● Requirement
Your task is to print all of the data below exactly, with no pictures included.
+++++
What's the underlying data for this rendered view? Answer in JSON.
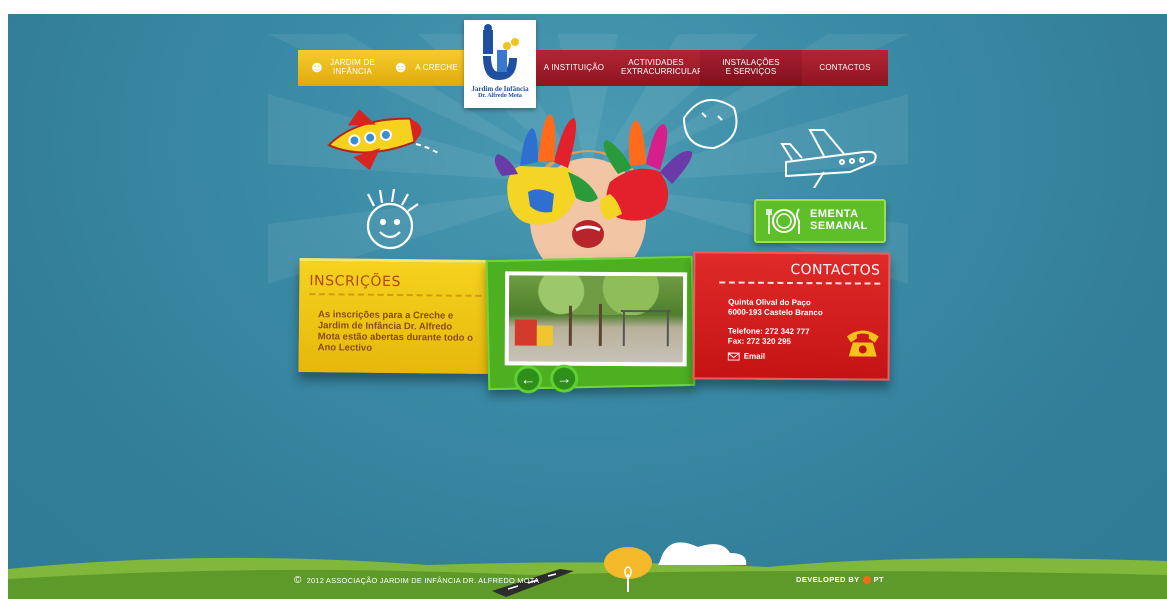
{
  "nav": {
    "jardim": "JARDIM DE INFÂNCIA",
    "creche": "A CRECHE",
    "instituicao": "A INSTITUIÇÃO",
    "actividades": "ACTIVIDADES EXTRACURRICULARES",
    "instalacoes": "INSTALAÇÕES E SERVIÇOS",
    "contactos": "CONTACTOS"
  },
  "logo": {
    "line1": "Jardim de Infância",
    "line2": "Dr. Alfredo Mota"
  },
  "ementa": {
    "line1": "EMENTA",
    "line2": "SEMANAL"
  },
  "inscricoes": {
    "title": "INSCRIÇÕES",
    "text": "As inscrições para a Creche e Jardim de Infância Dr. Alfredo Mota estão abertas durante todo o Ano Lectivo"
  },
  "gallery": {
    "prev_icon": "arrow-left",
    "next_icon": "arrow-right"
  },
  "contactos": {
    "title": "CONTACTOS",
    "address1": "Quinta Olival do Paço",
    "address2": "6000-193 Castelo Branco",
    "telefone": "Telefone: 272 342 777",
    "fax": "Fax: 272 320 295",
    "email": "Email"
  },
  "footer": {
    "copyright": "2012 ASSOCIAÇÃO JARDIM DE INFÂNCIA DR. ALFREDO MOTA",
    "developed_by": "DEVELOPED BY",
    "developer": "PT"
  },
  "colors": {
    "background": "#3b8ba6",
    "nav_yellow": "#e9b617",
    "nav_red": "#9e1a29",
    "panel_yellow": "#f0c818",
    "panel_green": "#4cb021",
    "panel_red": "#d81f1f",
    "ementa_green": "#5fbf28"
  }
}
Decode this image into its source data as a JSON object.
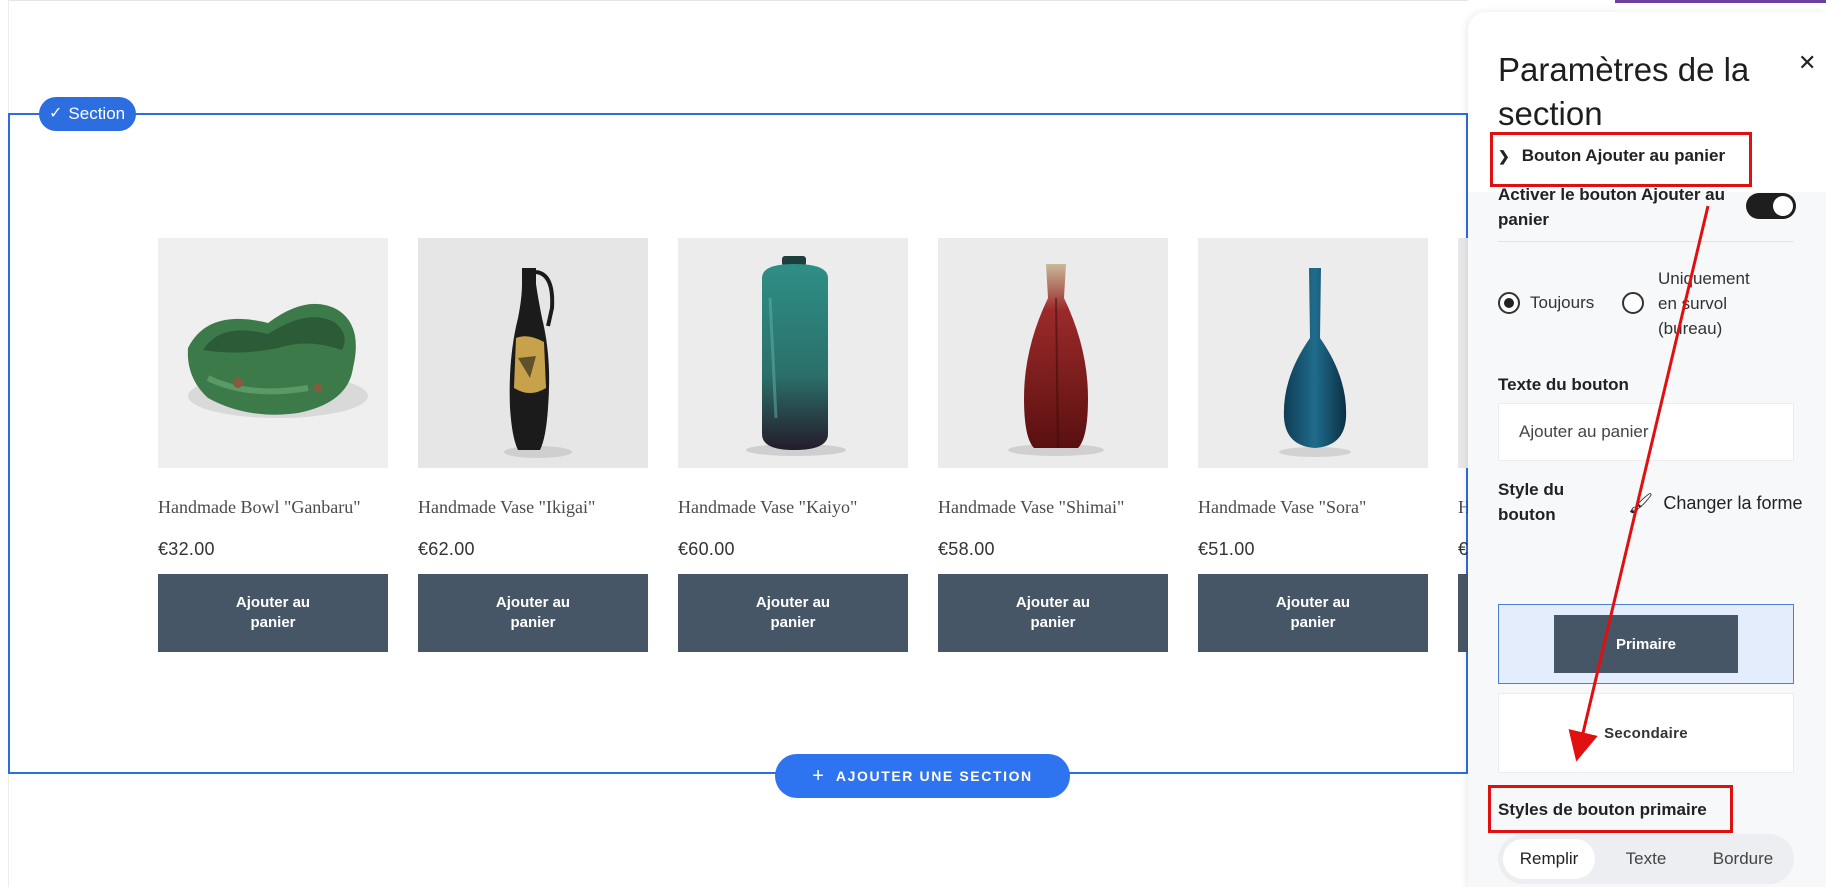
{
  "section_tag": {
    "label": "Section"
  },
  "products": [
    {
      "name": "Handmade Bowl \"Ganbaru\"",
      "price": "€32.00",
      "button": "Ajouter au panier"
    },
    {
      "name": "Handmade Vase \"Ikigai\"",
      "price": "€62.00",
      "button": "Ajouter au panier"
    },
    {
      "name": "Handmade Vase \"Kaiyo\"",
      "price": "€60.00",
      "button": "Ajouter au panier"
    },
    {
      "name": "Handmade Vase \"Shimai\"",
      "price": "€58.00",
      "button": "Ajouter au panier"
    },
    {
      "name": "Handmade Vase \"Sora\"",
      "price": "€51.00",
      "button": "Ajouter au panier"
    },
    {
      "name": "H",
      "price": "€",
      "button": ""
    }
  ],
  "add_section": {
    "label": "AJOUTER UNE SECTION"
  },
  "panel": {
    "title": "Paramètres de la section",
    "close_icon": "close-icon",
    "accordion": "Bouton Ajouter au panier",
    "toggle_label": "Activer le bouton Ajouter au panier",
    "toggle_on": true,
    "radio_always": "Toujours",
    "radio_hover": "Uniquement en survol (bureau)",
    "text_label": "Texte du bouton",
    "text_value": "Ajouter au panier",
    "style_label": "Style du bouton",
    "change_shape": "Changer la forme",
    "style_primary": "Primaire",
    "style_secondary": "Secondaire",
    "primary_styles_label": "Styles de bouton primaire",
    "segments": [
      "Remplir",
      "Texte",
      "Bordure"
    ],
    "active_segment": "Remplir"
  },
  "colors": {
    "accent": "#2c6ee0",
    "button_bg": "#475667",
    "annotation": "#e01010"
  }
}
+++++
● Solution to the problem
What's the underlying data for this rendered view? Answer in JSON.
{
  "nav": {
    "jardim": "JARDIM DE INFÂNCIA",
    "creche": "A CRECHE",
    "instituicao": "A INSTITUIÇÃO",
    "actividades": "ACTIVIDADES EXTRACURRICULARES",
    "instalacoes": "INSTALAÇÕES E SERVIÇOS",
    "contactos": "CONTACTOS"
  },
  "logo": {
    "line1": "Jardim de Infância",
    "line2": "Dr. Alfredo Mota"
  },
  "ementa": {
    "line1": "EMENTA",
    "line2": "SEMANAL"
  },
  "inscricoes": {
    "title": "INSCRIÇÕES",
    "text": "As inscrições para a Creche e Jardim de Infância Dr. Alfredo Mota estão abertas durante todo o Ano Lectivo"
  },
  "gallery": {
    "prev_icon": "arrow-left",
    "next_icon": "arrow-right"
  },
  "contactos": {
    "title": "CONTACTOS",
    "address1": "Quinta Olival do Paço",
    "address2": "6000-193 Castelo Branco",
    "telefone": "Telefone: 272 342 777",
    "fax": "Fax: 272 320 295",
    "email": "Email"
  },
  "footer": {
    "copyright": "2012 ASSOCIAÇÃO JARDIM DE INFÂNCIA DR. ALFREDO MOTA",
    "developed_by": "DEVELOPED BY",
    "developer": "PT"
  },
  "colors": {
    "background": "#3b8ba6",
    "nav_yellow": "#e9b617",
    "nav_red": "#9e1a29",
    "panel_yellow": "#f0c818",
    "panel_green": "#4cb021",
    "panel_red": "#d81f1f",
    "ementa_green": "#5fbf28"
  }
}
Decode this image into its source data as a JSON object.
{
  "section_tag": {
    "label": "Section"
  },
  "products": [
    {
      "name": "Handmade Bowl \"Ganbaru\"",
      "price": "€32.00",
      "button": "Ajouter au panier"
    },
    {
      "name": "Handmade Vase \"Ikigai\"",
      "price": "€62.00",
      "button": "Ajouter au panier"
    },
    {
      "name": "Handmade Vase \"Kaiyo\"",
      "price": "€60.00",
      "button": "Ajouter au panier"
    },
    {
      "name": "Handmade Vase \"Shimai\"",
      "price": "€58.00",
      "button": "Ajouter au panier"
    },
    {
      "name": "Handmade Vase \"Sora\"",
      "price": "€51.00",
      "button": "Ajouter au panier"
    },
    {
      "name": "H",
      "price": "€",
      "button": ""
    }
  ],
  "add_section": {
    "label": "AJOUTER UNE SECTION"
  },
  "panel": {
    "title": "Paramètres de la section",
    "close_icon": "close-icon",
    "accordion": "Bouton Ajouter au panier",
    "toggle_label": "Activer le bouton Ajouter au panier",
    "toggle_on": true,
    "radio_always": "Toujours",
    "radio_hover": "Uniquement en survol (bureau)",
    "text_label": "Texte du bouton",
    "text_value": "Ajouter au panier",
    "style_label": "Style du bouton",
    "change_shape": "Changer la forme",
    "style_primary": "Primaire",
    "style_secondary": "Secondaire",
    "primary_styles_label": "Styles de bouton primaire",
    "segments": [
      "Remplir",
      "Texte",
      "Bordure"
    ],
    "active_segment": "Remplir"
  },
  "colors": {
    "accent": "#2c6ee0",
    "button_bg": "#475667",
    "annotation": "#e01010"
  }
}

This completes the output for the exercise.